This is very useful if you want to break a single operation into multiple, parallel steps.

  // one request/several responses pattern
  implicit val system = ActorSystem("mySystem")

  // create an AMQP connection
  val connFactory = new ConnectionFactory()
  connFactory.setUri("amqp://guest:guest@localhost/%2F")
  val conn = system.actorOf(ConnectionOwner.props(connFactory, 1 second))

  // typical "reply queue"; the name if left empty: the broker will generate a new random name
  val privateReplyQueue = QueueParameters("", passive = false, durable = false, exclusive = true, autodelete = true)

  // we have a problem that can be "sharded", we create one server per shard, and for each request we expect one
  // response from each shard

  // create one server per shard
  val rpcServers = for (i <- 0 to 2) yield {
    // create a "processor"
    // in real life you would use a serialization framework (json, protobuf, ....), define command messages, etc...
    // check the Akka AMQP proxies project for examples
    val processor = new IProcessor {
      def process(delivery: Delivery) = {
        // assume that the message body is a string
        val response = "response to " + new String(delivery.body) + " from shard " + i
        Future(ProcessResult(Some(response.getBytes)))
      }
      def onFailure(delivery: Delivery, e: Throwable) = ProcessResult(None) // we don't return anything
    }
    ConnectionOwner.createChildActor(conn, RpcServer.props(privateReplyQueue, StandardExchanges.amqDirect,  "my_key", processor, ChannelParameters(qos = 1)))
  }

  val rpcClient = ConnectionOwner.createChildActor(conn, RpcClient.props())

  // wait till everyone is actually connected to the broker
  Amqp.waitForConnection(system, rpcServers: _*).await()
  Amqp.waitForConnection(system, rpcClient).await()

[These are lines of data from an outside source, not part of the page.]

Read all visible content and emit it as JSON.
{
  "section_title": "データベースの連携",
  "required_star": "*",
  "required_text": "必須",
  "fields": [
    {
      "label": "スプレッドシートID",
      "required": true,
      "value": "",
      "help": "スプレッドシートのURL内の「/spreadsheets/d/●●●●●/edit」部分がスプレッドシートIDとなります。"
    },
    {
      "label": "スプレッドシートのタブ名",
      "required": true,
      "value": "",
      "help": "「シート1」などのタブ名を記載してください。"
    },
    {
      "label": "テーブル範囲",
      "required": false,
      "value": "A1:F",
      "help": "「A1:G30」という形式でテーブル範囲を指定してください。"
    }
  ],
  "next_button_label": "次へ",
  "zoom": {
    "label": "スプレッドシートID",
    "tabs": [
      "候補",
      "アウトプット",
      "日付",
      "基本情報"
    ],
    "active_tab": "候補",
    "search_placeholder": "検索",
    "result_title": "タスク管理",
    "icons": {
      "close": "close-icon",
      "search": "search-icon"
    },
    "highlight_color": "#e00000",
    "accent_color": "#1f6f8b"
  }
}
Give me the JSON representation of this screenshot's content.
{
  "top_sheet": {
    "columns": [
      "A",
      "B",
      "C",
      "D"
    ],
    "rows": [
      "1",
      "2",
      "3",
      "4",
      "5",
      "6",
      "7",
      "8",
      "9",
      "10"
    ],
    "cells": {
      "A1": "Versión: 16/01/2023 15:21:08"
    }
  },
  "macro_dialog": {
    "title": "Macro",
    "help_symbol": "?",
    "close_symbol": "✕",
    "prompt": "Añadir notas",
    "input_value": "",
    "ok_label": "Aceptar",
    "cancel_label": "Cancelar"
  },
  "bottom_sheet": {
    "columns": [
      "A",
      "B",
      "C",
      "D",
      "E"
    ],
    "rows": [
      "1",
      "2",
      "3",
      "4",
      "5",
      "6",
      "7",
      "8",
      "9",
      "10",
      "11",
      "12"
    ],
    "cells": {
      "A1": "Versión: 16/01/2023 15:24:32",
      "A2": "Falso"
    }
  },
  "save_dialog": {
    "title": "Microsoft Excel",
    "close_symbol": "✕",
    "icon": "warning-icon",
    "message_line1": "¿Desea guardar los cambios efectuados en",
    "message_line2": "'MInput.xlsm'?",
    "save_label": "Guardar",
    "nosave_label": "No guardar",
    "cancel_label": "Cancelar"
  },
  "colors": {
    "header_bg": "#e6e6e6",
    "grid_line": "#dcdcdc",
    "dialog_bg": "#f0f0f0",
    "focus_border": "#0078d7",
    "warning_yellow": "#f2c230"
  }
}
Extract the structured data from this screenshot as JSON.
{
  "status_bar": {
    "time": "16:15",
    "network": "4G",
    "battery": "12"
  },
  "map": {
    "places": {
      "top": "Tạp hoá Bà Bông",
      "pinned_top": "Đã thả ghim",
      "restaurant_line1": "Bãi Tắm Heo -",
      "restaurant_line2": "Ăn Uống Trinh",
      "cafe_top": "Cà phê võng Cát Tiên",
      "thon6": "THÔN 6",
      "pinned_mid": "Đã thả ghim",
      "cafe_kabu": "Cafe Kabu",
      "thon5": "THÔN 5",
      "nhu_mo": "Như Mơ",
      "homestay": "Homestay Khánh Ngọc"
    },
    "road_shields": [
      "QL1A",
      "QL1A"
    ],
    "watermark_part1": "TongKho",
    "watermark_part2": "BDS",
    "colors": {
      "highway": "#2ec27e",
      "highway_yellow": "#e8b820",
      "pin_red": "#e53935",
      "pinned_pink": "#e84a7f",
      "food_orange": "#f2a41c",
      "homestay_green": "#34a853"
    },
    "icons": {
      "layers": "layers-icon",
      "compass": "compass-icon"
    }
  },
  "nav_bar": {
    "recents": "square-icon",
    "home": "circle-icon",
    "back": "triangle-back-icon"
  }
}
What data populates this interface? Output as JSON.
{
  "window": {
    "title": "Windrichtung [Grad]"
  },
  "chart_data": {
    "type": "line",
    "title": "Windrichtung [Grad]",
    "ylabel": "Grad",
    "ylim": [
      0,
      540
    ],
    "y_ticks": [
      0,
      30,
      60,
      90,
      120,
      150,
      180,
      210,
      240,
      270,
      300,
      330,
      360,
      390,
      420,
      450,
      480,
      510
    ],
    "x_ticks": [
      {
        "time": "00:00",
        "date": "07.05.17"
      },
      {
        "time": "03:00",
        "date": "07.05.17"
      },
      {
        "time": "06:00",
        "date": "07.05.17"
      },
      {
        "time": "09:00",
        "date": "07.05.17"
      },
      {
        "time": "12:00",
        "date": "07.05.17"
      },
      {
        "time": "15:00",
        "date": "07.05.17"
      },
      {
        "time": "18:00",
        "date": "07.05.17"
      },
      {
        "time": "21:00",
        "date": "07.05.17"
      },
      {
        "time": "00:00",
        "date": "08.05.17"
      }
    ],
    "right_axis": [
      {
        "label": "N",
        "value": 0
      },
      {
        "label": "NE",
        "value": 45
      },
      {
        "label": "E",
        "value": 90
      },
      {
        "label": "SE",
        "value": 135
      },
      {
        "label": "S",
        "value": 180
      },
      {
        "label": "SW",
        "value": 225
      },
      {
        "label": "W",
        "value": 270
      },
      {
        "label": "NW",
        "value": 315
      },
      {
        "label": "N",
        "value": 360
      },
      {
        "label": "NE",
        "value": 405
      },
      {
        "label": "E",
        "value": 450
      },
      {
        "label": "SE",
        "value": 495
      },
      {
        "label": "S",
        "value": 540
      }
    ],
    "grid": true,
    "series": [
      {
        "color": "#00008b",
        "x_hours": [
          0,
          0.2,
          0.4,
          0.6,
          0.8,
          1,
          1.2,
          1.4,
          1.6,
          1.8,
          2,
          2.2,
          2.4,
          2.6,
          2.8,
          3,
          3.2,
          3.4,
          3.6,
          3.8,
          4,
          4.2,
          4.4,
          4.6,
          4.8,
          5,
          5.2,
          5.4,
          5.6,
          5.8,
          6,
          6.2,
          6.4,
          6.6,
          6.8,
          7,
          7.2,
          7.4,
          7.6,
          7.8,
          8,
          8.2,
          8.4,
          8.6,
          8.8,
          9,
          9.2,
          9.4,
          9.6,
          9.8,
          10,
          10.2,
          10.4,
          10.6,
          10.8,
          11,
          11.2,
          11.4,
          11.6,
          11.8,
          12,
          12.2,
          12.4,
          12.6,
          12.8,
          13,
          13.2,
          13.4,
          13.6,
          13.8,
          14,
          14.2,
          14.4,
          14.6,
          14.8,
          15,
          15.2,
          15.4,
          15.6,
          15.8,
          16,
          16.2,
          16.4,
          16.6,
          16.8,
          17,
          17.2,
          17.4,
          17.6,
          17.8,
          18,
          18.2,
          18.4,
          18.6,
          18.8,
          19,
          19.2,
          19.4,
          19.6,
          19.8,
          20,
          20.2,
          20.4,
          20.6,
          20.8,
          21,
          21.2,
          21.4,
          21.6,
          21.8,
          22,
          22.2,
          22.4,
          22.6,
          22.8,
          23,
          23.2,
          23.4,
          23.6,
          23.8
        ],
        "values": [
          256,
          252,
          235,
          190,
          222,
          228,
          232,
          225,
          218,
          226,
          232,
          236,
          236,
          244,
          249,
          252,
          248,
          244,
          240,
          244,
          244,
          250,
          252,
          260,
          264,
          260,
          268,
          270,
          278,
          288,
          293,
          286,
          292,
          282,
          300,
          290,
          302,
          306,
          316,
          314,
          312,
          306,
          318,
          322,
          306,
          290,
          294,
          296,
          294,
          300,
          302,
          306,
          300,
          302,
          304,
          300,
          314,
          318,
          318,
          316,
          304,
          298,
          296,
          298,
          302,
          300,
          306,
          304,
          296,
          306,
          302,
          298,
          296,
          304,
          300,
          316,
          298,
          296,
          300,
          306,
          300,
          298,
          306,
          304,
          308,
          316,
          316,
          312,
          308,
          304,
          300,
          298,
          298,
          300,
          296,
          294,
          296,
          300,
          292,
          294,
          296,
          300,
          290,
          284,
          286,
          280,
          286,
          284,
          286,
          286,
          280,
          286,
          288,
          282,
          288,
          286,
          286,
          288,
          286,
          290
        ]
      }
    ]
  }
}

  implicit val timeout: Timeout = 2 seconds

  for (i <- 0 to 5) {
    val request = ("request " + i).getBytes
    val f = (rpcClient ? Request(List(Publish("amq.direct", "my_key", request)), 3)).mapTo[RpcClient.Response]
    f.onComplete {
      case Success(response) => {
        response.deliveries.foreach(delivery => println(new String(delivery.body)))
      }
      case Failure(error) => println(error)
    }
  }
  // wait 10 seconds and shut down
  Thread.sleep(10000)
  system.shutdown()

Workflow Pattern

This could be further extended with a simple 'workflow' pattern where each server publishes its results to the shared queue used by the next step. For example, if you want to chain steps A, B and C, set up a shared queue for each step, have 'A' processors publish to queue 'B', 'B' processors publish to queue 'C' ....

Samples

You can check either samples src/main/scala/com/github/sstone/amqp/samples or spec tests src/test/scala/com/github/sstone/amqp for examples of how to use the library.